After Frankenstein creates his creature, he is so frightened and disgusted by the creature?s appearance that he abandons it. In conclusion, Frankenstein abandons his creature because of its appearance. To the creature, Frankenstein is his father and when he left him, he felt neglected and abandoned. The creature did not know how to take care of himself and was given no direction or leadership. He left not knowing where he would go or how he would survive.
This creature is left abandoned to find a way to survive without the help of society. He is alienated with unfulfilled desires such as friendship, acceptance, and companionship. These desires turn into revenge against his creator when he cannot be accepted by the society. As the monster deals with the unjust criticism of society he struggles to gain acceptance. Once he is exposed to the cruel society he starts to crave the want of acceptance.
Felix's action caused great inner pain to the monster. He knew that his dream of living with them "happily ever after" would not happen.

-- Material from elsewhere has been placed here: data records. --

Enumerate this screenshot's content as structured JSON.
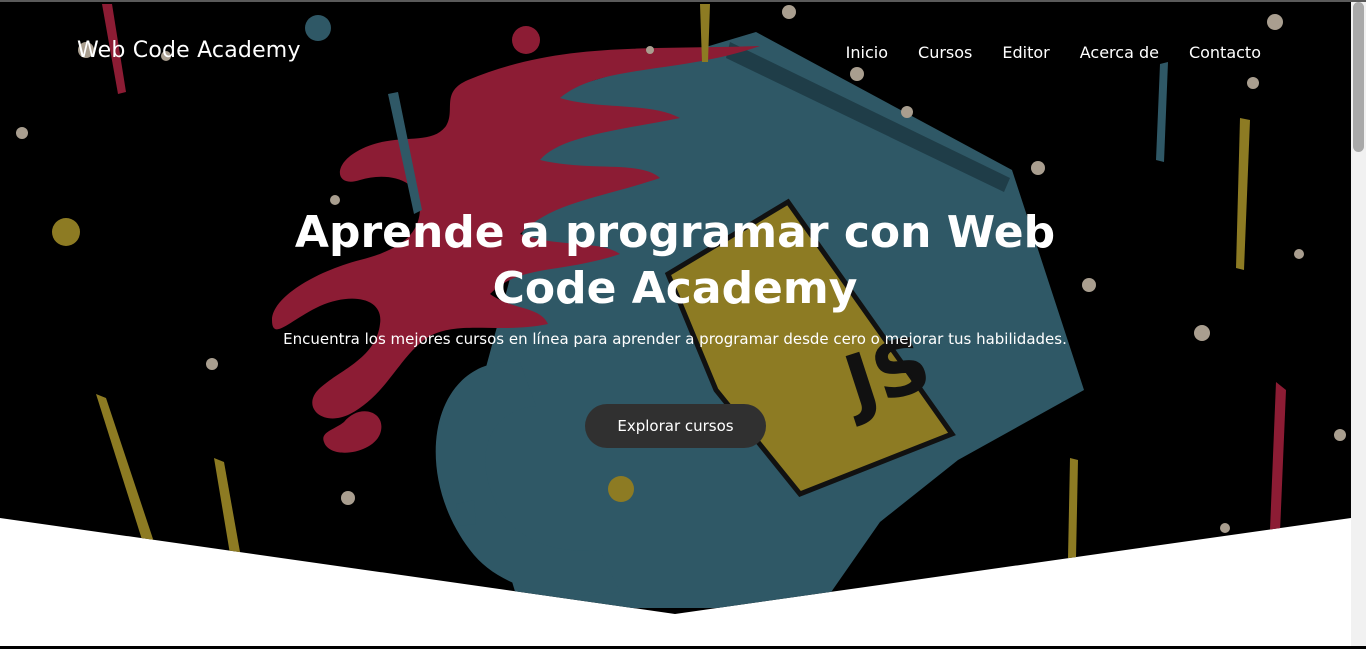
{
  "brand": {
    "name": "Web Code Academy"
  },
  "nav": {
    "items": [
      {
        "label": "Inicio"
      },
      {
        "label": "Cursos"
      },
      {
        "label": "Editor"
      },
      {
        "label": "Acerca de"
      },
      {
        "label": "Contacto"
      }
    ]
  },
  "hero": {
    "title": "Aprende a programar con Web Code Academy",
    "subtitle": "Encuentra los mejores cursos en línea para aprender a programar desde cero o mejorar tus habilidades.",
    "cta_label": "Explorar cursos",
    "illustration": {
      "mug_label": "JS",
      "colors": {
        "mug": "#2f5866",
        "badge": "#8d7b23",
        "splash": "#8c1c34",
        "speck": "#a99e8f",
        "background": "#000000"
      }
    }
  }
}
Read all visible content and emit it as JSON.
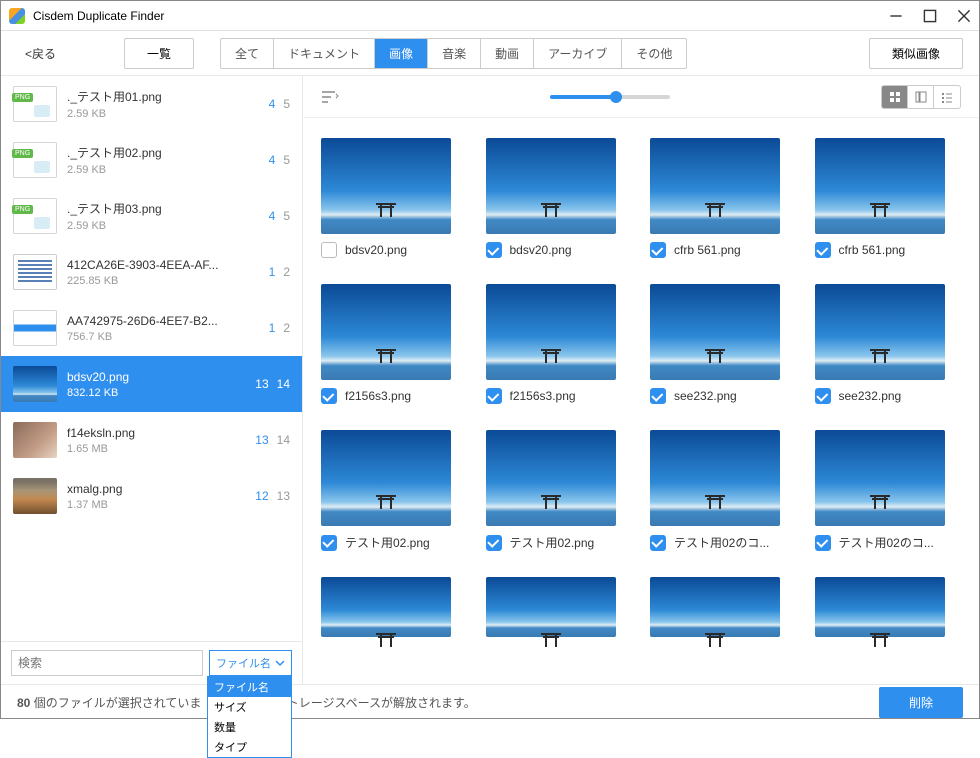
{
  "titlebar": {
    "title": "Cisdem Duplicate Finder"
  },
  "toolbar": {
    "back": "<戻る",
    "overview": "一覧",
    "similar": "類似画像",
    "tabs": [
      "全て",
      "ドキュメント",
      "画像",
      "音楽",
      "動画",
      "アーカイブ",
      "その他"
    ],
    "active_index": 2
  },
  "sidebar": {
    "items": [
      {
        "name": "._テスト用01.png",
        "size": "2.59 KB",
        "c1": "4",
        "c2": "5",
        "thumb": "pngicon"
      },
      {
        "name": "._テスト用02.png",
        "size": "2.59 KB",
        "c1": "4",
        "c2": "5",
        "thumb": "pngicon"
      },
      {
        "name": "._テスト用03.png",
        "size": "2.59 KB",
        "c1": "4",
        "c2": "5",
        "thumb": "pngicon"
      },
      {
        "name": "412CA26E-3903-4EEA-AF...",
        "size": "225.85 KB",
        "c1": "1",
        "c2": "2",
        "thumb": "doc"
      },
      {
        "name": "AA742975-26D6-4EE7-B2...",
        "size": "756.7 KB",
        "c1": "1",
        "c2": "2",
        "thumb": "bar"
      },
      {
        "name": "bdsv20.png",
        "size": "832.12 KB",
        "c1": "13",
        "c2": "14",
        "thumb": "sky",
        "selected": true
      },
      {
        "name": "f14eksln.png",
        "size": "1.65 MB",
        "c1": "13",
        "c2": "14",
        "thumb": "photo1"
      },
      {
        "name": "xmalg.png",
        "size": "1.37 MB",
        "c1": "12",
        "c2": "13",
        "thumb": "photo2"
      }
    ],
    "search_placeholder": "検索",
    "sort_label": "ファイル名",
    "sort_options": [
      "ファイル名",
      "サイズ",
      "数量",
      "タイプ"
    ]
  },
  "grid": {
    "cells": [
      {
        "name": "bdsv20.png",
        "checked": false
      },
      {
        "name": "bdsv20.png",
        "checked": true
      },
      {
        "name": "cfrb 561.png",
        "checked": true
      },
      {
        "name": "cfrb 561.png",
        "checked": true
      },
      {
        "name": "f2156s3.png",
        "checked": true
      },
      {
        "name": "f2156s3.png",
        "checked": true
      },
      {
        "name": "see232.png",
        "checked": true
      },
      {
        "name": "see232.png",
        "checked": true
      },
      {
        "name": "テスト用02.png",
        "checked": true
      },
      {
        "name": "テスト用02.png",
        "checked": true
      },
      {
        "name": "テスト用02のコ...",
        "checked": true
      },
      {
        "name": "テスト用02のコ...",
        "checked": true
      }
    ],
    "partial_row": 4
  },
  "footer": {
    "status_prefix": "80",
    "status_mid": " 個のファイルが選択されていま",
    "status_suffix": "ストレージスペースが解放されます。",
    "delete": "削除"
  }
}
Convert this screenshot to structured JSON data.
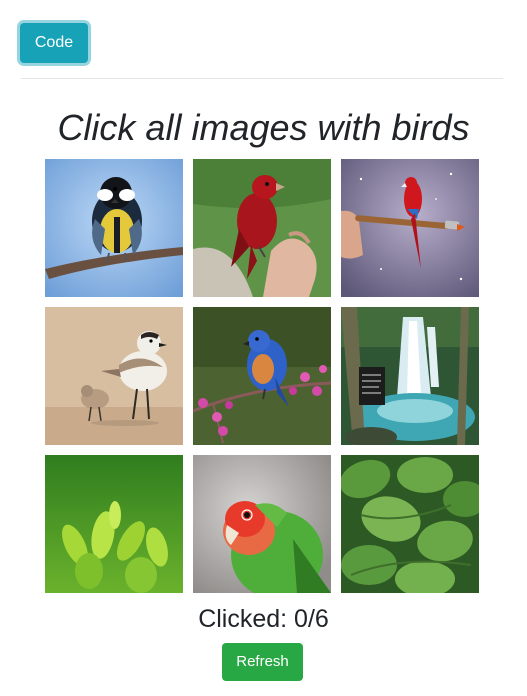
{
  "toolbar": {
    "code_label": "Code"
  },
  "captcha": {
    "title": "Click all images with birds",
    "counter_label": "Clicked: ",
    "clicked": "0",
    "total": "6",
    "counter_text": "Clicked: 0/6",
    "refresh_label": "Refresh",
    "tiles": [
      {
        "subject": "great-tit-on-branch",
        "is_bird": true
      },
      {
        "subject": "red-tanager-on-hand",
        "is_bird": true
      },
      {
        "subject": "red-parrot-on-paintbrush",
        "is_bird": true
      },
      {
        "subject": "plover-with-chick-on-sand",
        "is_bird": true
      },
      {
        "subject": "bluebird-on-blossom-branch",
        "is_bird": true
      },
      {
        "subject": "waterfall-with-sign",
        "is_bird": false
      },
      {
        "subject": "tea-plant-leaves",
        "is_bird": false
      },
      {
        "subject": "lovebird-parrot",
        "is_bird": true
      },
      {
        "subject": "green-leaves",
        "is_bird": false
      }
    ]
  },
  "colors": {
    "code_button": "#17a2b8",
    "refresh_button": "#28a745",
    "text": "#212529",
    "divider": "#e3e5e8"
  }
}
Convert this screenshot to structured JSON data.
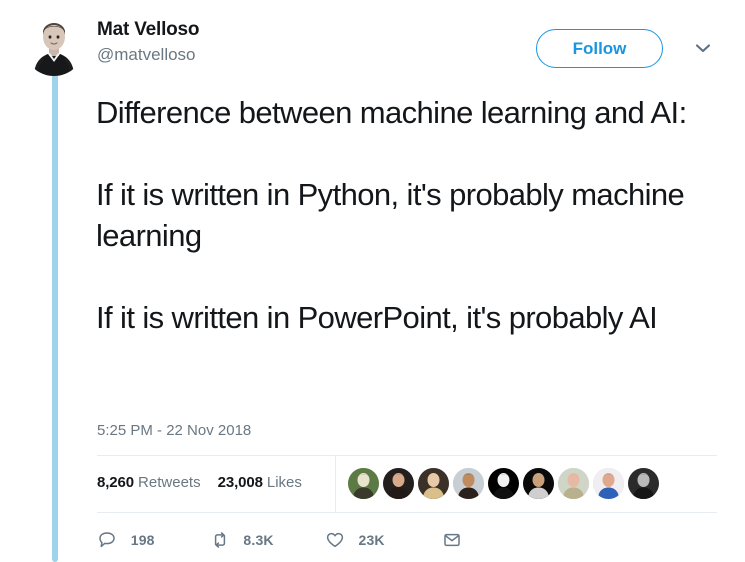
{
  "tweet": {
    "author": {
      "display_name": "Mat Velloso",
      "handle": "@matvelloso",
      "avatar_icon": "user-photo-avatar"
    },
    "follow_label": "Follow",
    "more_icon": "chevron-down-icon",
    "body": "Difference between machine learning and AI:\n\nIf it is written in Python, it's probably machine learning\n\nIf it is written in PowerPoint, it's probably AI",
    "timestamp": "5:25 PM - 22 Nov 2018",
    "stats": {
      "retweets_count": "8,260",
      "retweets_label": "Retweets",
      "likes_count": "23,008",
      "likes_label": "Likes"
    },
    "liker_avatars": [
      {
        "name": "liker-avatar-1",
        "bg": "#5c7a43",
        "skin": "#e8e2cf",
        "hair": "#3a3a2c"
      },
      {
        "name": "liker-avatar-2",
        "bg": "#231f1c",
        "skin": "#d8a98a",
        "hair": "#221a16"
      },
      {
        "name": "liker-avatar-3",
        "bg": "#3b3128",
        "skin": "#e7c9a8",
        "hair": "#d9c08a"
      },
      {
        "name": "liker-avatar-4",
        "bg": "#c8cfd4",
        "skin": "#c08b5e",
        "hair": "#2a211c"
      },
      {
        "name": "liker-avatar-5",
        "bg": "#000000",
        "skin": "#f1f1f1",
        "hair": "#111111"
      },
      {
        "name": "liker-avatar-6",
        "bg": "#0a0a0a",
        "skin": "#c9a07a",
        "hair": "#cfcfcf"
      },
      {
        "name": "liker-avatar-7",
        "bg": "#cfd6c7",
        "skin": "#e7b9a4",
        "hair": "#b9b08e"
      },
      {
        "name": "liker-avatar-8",
        "bg": "#f0eef0",
        "skin": "#e0a98d",
        "hair": "#2d62b8"
      },
      {
        "name": "liker-avatar-9",
        "bg": "#2b2b2b",
        "skin": "#b9b9b9",
        "hair": "#161616"
      }
    ],
    "actions": {
      "reply": {
        "icon": "reply-icon",
        "count": "198"
      },
      "retweet": {
        "icon": "retweet-icon",
        "count": "8.3K"
      },
      "like": {
        "icon": "heart-icon",
        "count": "23K"
      },
      "direct_message": {
        "icon": "envelope-icon"
      }
    }
  },
  "colors": {
    "twitter_blue": "#1b95e0",
    "thread_line": "#9fd3ec",
    "text_primary": "#14171a",
    "text_secondary": "#697882",
    "action_gray": "#667786",
    "divider": "#e6ecf0"
  }
}
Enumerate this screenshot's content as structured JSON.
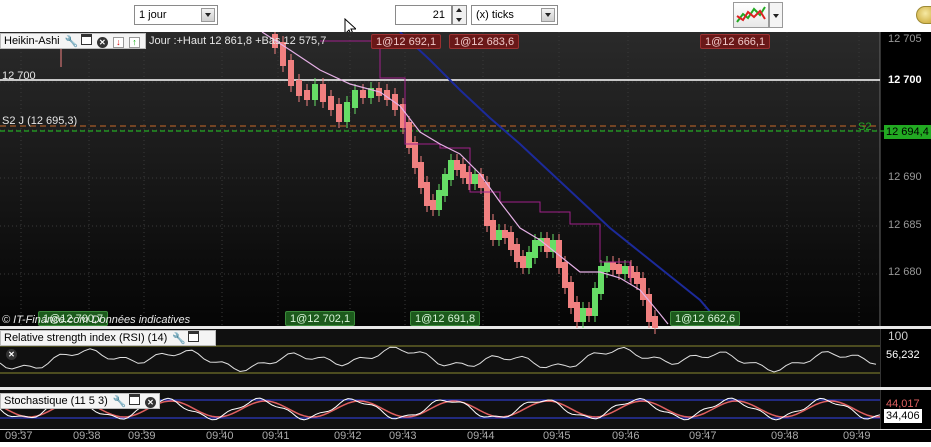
{
  "toolbar": {
    "period_select": "1 jour",
    "ticks_value": "21",
    "ticks_unit_select": "(x) ticks"
  },
  "main_panel": {
    "indicator_name": "Heikin-Ashi",
    "info_text": "Jour :+Haut 12 861,8 +Bas 12 575,7",
    "level_12700": "12 700",
    "level_s2": "S2 J (12 695,3)",
    "s2_marker": "S2",
    "footer": "© IT-Finance.com Données indicatives",
    "top_tags": [
      "1@12 692,1",
      "1@12 683,6",
      "1@12 666,1"
    ],
    "bottom_tags": [
      "1@12 700,7",
      "1@12 702,1",
      "1@12 691,8",
      "1@12 662,6"
    ],
    "y_axis": [
      "12 705",
      "12 700",
      "12 690",
      "12 685",
      "12 680"
    ],
    "current_price": "12 694,4"
  },
  "rsi_panel": {
    "label": "Relative strength index (RSI) (14)",
    "axis_top": "100",
    "value": "56,232"
  },
  "stoch_panel": {
    "label": "Stochastique (11 5 3)",
    "value_k": "44,017",
    "value_d": "34,406"
  },
  "x_axis": [
    "09:37",
    "09:38",
    "09:39",
    "09:40",
    "09:41",
    "09:42",
    "09:43",
    "09:44",
    "09:45",
    "09:46",
    "09:47",
    "09:48",
    "09:49"
  ],
  "colors": {
    "bull": "#66dd66",
    "bear": "#f08080",
    "ma_fast": "#e6b0e6",
    "ma_slow": "#1c2a9a",
    "s2_line": "#22aa22",
    "resist_line": "#ffffff"
  }
}
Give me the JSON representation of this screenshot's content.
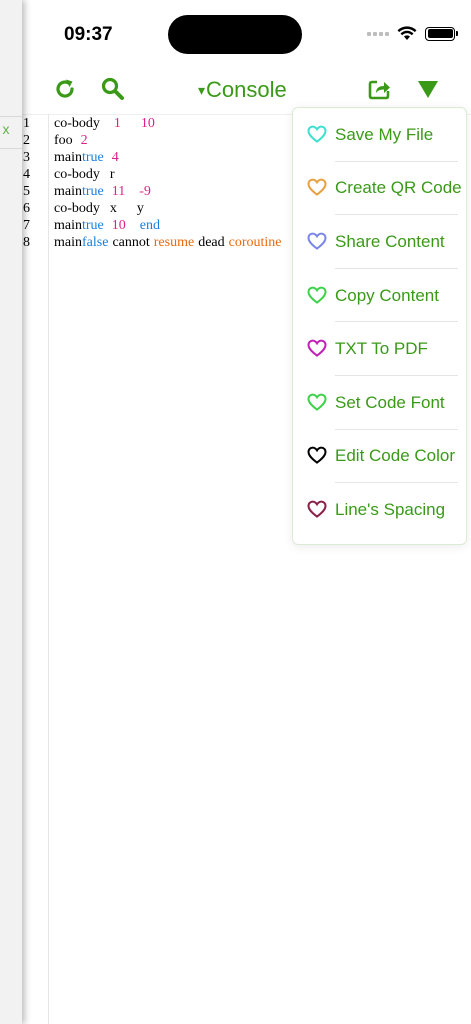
{
  "status_bar": {
    "time": "09:37"
  },
  "left_panel": {
    "close_label": "x"
  },
  "toolbar": {
    "title_arrow": "▾",
    "title": "Console",
    "accent_color": "#3a9a18"
  },
  "code_lines": [
    {
      "num": "1",
      "tokens": [
        {
          "t": "co-body",
          "c": ""
        },
        {
          "t": "1",
          "c": "n",
          "gap": 14
        },
        {
          "t": "10",
          "c": "n",
          "gap": 20
        }
      ]
    },
    {
      "num": "2",
      "tokens": [
        {
          "t": "foo",
          "c": ""
        },
        {
          "t": "2",
          "c": "n",
          "gap": 8
        }
      ]
    },
    {
      "num": "3",
      "tokens": [
        {
          "t": "main",
          "c": ""
        },
        {
          "t": "true",
          "c": "k",
          "gap": 0
        },
        {
          "t": "4",
          "c": "n",
          "gap": 8
        }
      ]
    },
    {
      "num": "4",
      "tokens": [
        {
          "t": "co-body",
          "c": ""
        },
        {
          "t": "r",
          "c": "",
          "gap": 10
        }
      ]
    },
    {
      "num": "5",
      "tokens": [
        {
          "t": "main",
          "c": ""
        },
        {
          "t": "true",
          "c": "k",
          "gap": 0
        },
        {
          "t": "11",
          "c": "n",
          "gap": 8
        },
        {
          "t": "-9",
          "c": "n",
          "gap": 14
        }
      ]
    },
    {
      "num": "6",
      "tokens": [
        {
          "t": "co-body",
          "c": ""
        },
        {
          "t": "x",
          "c": "",
          "gap": 10
        },
        {
          "t": "y",
          "c": "",
          "gap": 20
        }
      ]
    },
    {
      "num": "7",
      "tokens": [
        {
          "t": "main",
          "c": ""
        },
        {
          "t": "true",
          "c": "k",
          "gap": 0
        },
        {
          "t": "10",
          "c": "n",
          "gap": 8
        },
        {
          "t": "end",
          "c": "k",
          "gap": 14
        }
      ]
    },
    {
      "num": "8",
      "tokens": [
        {
          "t": "main",
          "c": ""
        },
        {
          "t": "false",
          "c": "k",
          "gap": 0
        },
        {
          "t": "cannot",
          "c": "",
          "gap": 4
        },
        {
          "t": "resume",
          "c": "o",
          "gap": 4
        },
        {
          "t": "dead",
          "c": "",
          "gap": 4
        },
        {
          "t": "coroutine",
          "c": "o",
          "gap": 4
        }
      ]
    }
  ],
  "menu": {
    "items": [
      {
        "label": "Save My File",
        "heart_color": "#3ee0d0"
      },
      {
        "label": "Create QR Code",
        "heart_color": "#e8a040"
      },
      {
        "label": "Share Content",
        "heart_color": "#7b86e8"
      },
      {
        "label": "Copy Content",
        "heart_color": "#3ed24a"
      },
      {
        "label": "TXT To PDF",
        "heart_color": "#c21fb8"
      },
      {
        "label": "Set Code Font",
        "heart_color": "#3ed24a"
      },
      {
        "label": "Edit Code Color",
        "heart_color": "#000000"
      },
      {
        "label": "Line's Spacing",
        "heart_color": "#8a2048"
      }
    ]
  }
}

After that bitter moment, the monster believed that "...the human senses are insurmountable barriers to our union [with the monster]" (138) and with the De Lacey encounter still fresh in his mind along with his first encounter of humans, he declared war on the human race. The wicked being's source of hatred toward humans originates from his first experiences with humans. In a way, the monster started out with a child-like innocence that was eventually shattered by being constantly rejected by society time after time.
He could never understand why the creature take revenge on him because he is a narcissist. In the article, “Narcissism and Empathy in Young Offenders and Non-offenders”, author Erica G. Hepper explains that, “Although narcissistic individuals depend on other people’s praise and respect to feed their ego, they lack communal motivation and fail to consider the effect they have on others” (201). Dr. Frankenstein never care to think of what might happen to the creature after he rejects it. What he cares is he could not bear to look at the creature, so he just runs away. And now, Dr. Frankenstein decides to take revenge on the creature that all its miseries are caused by himself.
Victor abandoned him due to his looks and fear while the world just did it naturally. The creature never asked to be brought back to life, so Victor was the cause of his misery. The monster just went along with his instincts but the relationship between the two became war. In conclusion, loneliness is an important theme in Mary Shelley's novel Frankenstein. Being alone differs from being lonely.
Essentially, the doom (their death) of both Gregor and the monster is characterized when they no longer fit in society. Gregor can no longer provide for the family just as the monster is not allowed to integrate with the people. It is because of the evil of human nature that both characters face the